First, I want to thank everybody who commented on my past couple of posts, and everyone who tweeted, DM’d or emailed me with words of love and support and empathy. I’d been wondering why I’d been investing the time to write this blog when the time I have for my real writing is so limited, but now I know exactly why. I love you guys, and you’ve helped me more than you’ll ever know.
This year’s topic is: 6 things you want people to know about diabetes.
And I’m going to totally spice things up by counting these in Spanish. For no particular reason. Here we go.
Thing Uno: A message to Dr. Oz and Halle Berry and the dude behind the Panera counter who, when I told you why I needed the carb count of your Mediterranean Veggie sandwich said the words, “But you’re so thin!”* I weigh 95 pounds. (Actually, this is probably a lie, due to my recent feeding frenzy…but let’s GO WITH IT!) I weigh 95 pounds, and when I was diagnosed 38 years ago, I probably weighed, oh, about thirty pounds. Therefore, losing my little belly blob would be totally awesome, but it would not cure me.
*I do love you for that, though, Panera dude…
Thing Dos: I’ve been in excellent shape for many years, taking great care of myself, with an A1C near normal range. But when I was a teenager, I paid more attention to my social life, as teenagers are wont to do, than my blood sugar. Maybe because of that, or maybe because I was diabetic for about 12 years before I was able to even test my blood to figure out how to get in better control, or maybe because–as studies are starting to show–I just have crappy genetics, I’ve gotten some pretty serious complications, and there’s a good chance I won’t live to see my daughter married, or to ever meet my grandchildren.

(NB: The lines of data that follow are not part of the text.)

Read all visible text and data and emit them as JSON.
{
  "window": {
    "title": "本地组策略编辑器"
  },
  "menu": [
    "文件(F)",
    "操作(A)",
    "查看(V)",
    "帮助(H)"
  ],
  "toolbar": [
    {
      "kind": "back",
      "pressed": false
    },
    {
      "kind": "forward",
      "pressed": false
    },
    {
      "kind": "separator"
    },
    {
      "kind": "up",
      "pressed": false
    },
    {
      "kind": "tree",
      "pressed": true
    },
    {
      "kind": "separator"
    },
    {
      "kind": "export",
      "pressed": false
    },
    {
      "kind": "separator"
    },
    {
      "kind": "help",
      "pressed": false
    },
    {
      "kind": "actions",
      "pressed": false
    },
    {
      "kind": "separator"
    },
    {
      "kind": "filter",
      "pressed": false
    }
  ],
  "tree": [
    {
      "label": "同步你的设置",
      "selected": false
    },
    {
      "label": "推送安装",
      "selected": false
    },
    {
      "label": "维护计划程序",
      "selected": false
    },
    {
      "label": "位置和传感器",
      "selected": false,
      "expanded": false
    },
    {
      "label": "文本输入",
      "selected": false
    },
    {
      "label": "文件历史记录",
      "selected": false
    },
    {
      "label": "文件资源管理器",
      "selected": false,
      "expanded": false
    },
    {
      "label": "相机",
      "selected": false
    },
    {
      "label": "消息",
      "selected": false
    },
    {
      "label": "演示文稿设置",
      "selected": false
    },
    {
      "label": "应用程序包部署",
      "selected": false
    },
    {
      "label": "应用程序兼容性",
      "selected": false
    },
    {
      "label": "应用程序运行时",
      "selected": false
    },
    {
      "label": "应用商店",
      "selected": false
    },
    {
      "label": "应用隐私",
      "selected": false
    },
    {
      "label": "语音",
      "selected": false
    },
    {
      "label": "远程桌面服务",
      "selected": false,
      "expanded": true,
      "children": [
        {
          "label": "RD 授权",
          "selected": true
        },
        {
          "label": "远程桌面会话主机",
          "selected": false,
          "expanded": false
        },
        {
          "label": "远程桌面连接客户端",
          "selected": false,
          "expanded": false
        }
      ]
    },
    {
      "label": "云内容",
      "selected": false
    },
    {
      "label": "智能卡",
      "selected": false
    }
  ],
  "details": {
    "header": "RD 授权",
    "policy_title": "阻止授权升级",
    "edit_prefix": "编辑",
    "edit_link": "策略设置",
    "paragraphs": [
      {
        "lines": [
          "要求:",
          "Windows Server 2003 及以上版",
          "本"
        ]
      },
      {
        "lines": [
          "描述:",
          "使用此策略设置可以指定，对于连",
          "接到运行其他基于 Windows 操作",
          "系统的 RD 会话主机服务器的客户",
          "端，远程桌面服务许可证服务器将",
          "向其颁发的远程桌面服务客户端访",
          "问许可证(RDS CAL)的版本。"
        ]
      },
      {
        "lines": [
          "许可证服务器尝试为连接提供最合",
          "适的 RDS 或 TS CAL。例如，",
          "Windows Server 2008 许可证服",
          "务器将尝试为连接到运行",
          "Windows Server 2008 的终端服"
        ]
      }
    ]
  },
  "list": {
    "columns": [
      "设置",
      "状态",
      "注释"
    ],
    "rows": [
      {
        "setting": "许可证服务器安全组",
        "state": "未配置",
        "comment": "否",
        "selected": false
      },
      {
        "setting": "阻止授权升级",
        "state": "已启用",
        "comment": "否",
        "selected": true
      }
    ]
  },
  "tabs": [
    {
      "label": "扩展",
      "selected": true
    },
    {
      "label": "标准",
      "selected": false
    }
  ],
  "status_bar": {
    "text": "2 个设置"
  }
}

This sucks. And that is an understatement.
Thing tres: Thing Uno + Thing Dos = Anyone who blames diabetics for their disease or their complications is a nincompoop.
Thing Cuatropounder: In a 24 hour period, I ate 3 cookies, 2 peanut butter cups and a honking big bowl of Life cereal. (See reference to feeding frenzy above.) And over those 24 hours my blood sugar looked like this, never above 125:
(This is directed at my wonderful Aunt Genie, who buys me diabetic cookbooks and makes me special cranberry sauce and special apple pies, both of which taste like the smell of an oil refinery. I adore you for this, but please forgive me if I roll my eyes behind your back.) (And yes, I am actually posting the photo above for no other reason than to show off.)
Thing Cincodemayo: Diabetics are some of the strongest people I know, but the people you really need to appreciate are the caregivers of the diabetics, the parents who wake up multiple times in the night to check their babies and struggle not to show their kids how worried they are, the spouses who jump up to grab juice when we ask, who stick with us even though this disease can be incredibly scary, who save our lives by injecting glucagon and calling 911 in the middle of the night (and don’t let us see how freaked out it made them), and who live in perpetual fear of the what-ifs while reassuring us that those what-ifs will never happen. We’re fighters, yes, but they’re true heroes.
Thing Seismicshift: Even with all the crappy things about this disease, the worry, all the money I spend on medicine and supplies, the days I feel like crap and the time I waste in a low-blood-sugar-blur, I have to say that I’ve probably gotten more good out of this disease than bad. I’m stronger, and more strong-willed, I’m braver, more empathetic, and I’ve made so many amazing friends in the diabetes community that I never would’ve met otherwise. Would I cure myself, if I had the opportunity? Well duh, I’m not insane. (Okay, I’m a little bit insane. But I’m not crazy. Or at least not that crazy.) But I was diagnosed so young that diabetes is as much a part of me as my frizzy brown hair and my tiny boobs and my weird obsession with medical mysteries and Ewan McGregor. So I’m not sorry I’m diabetic, it’s who I am and it’s made me what I am. And in a way, I love my broken pancreas just like I love my heart and my brain. Because I don’t think I’d be anywhere near as kick-ass without them.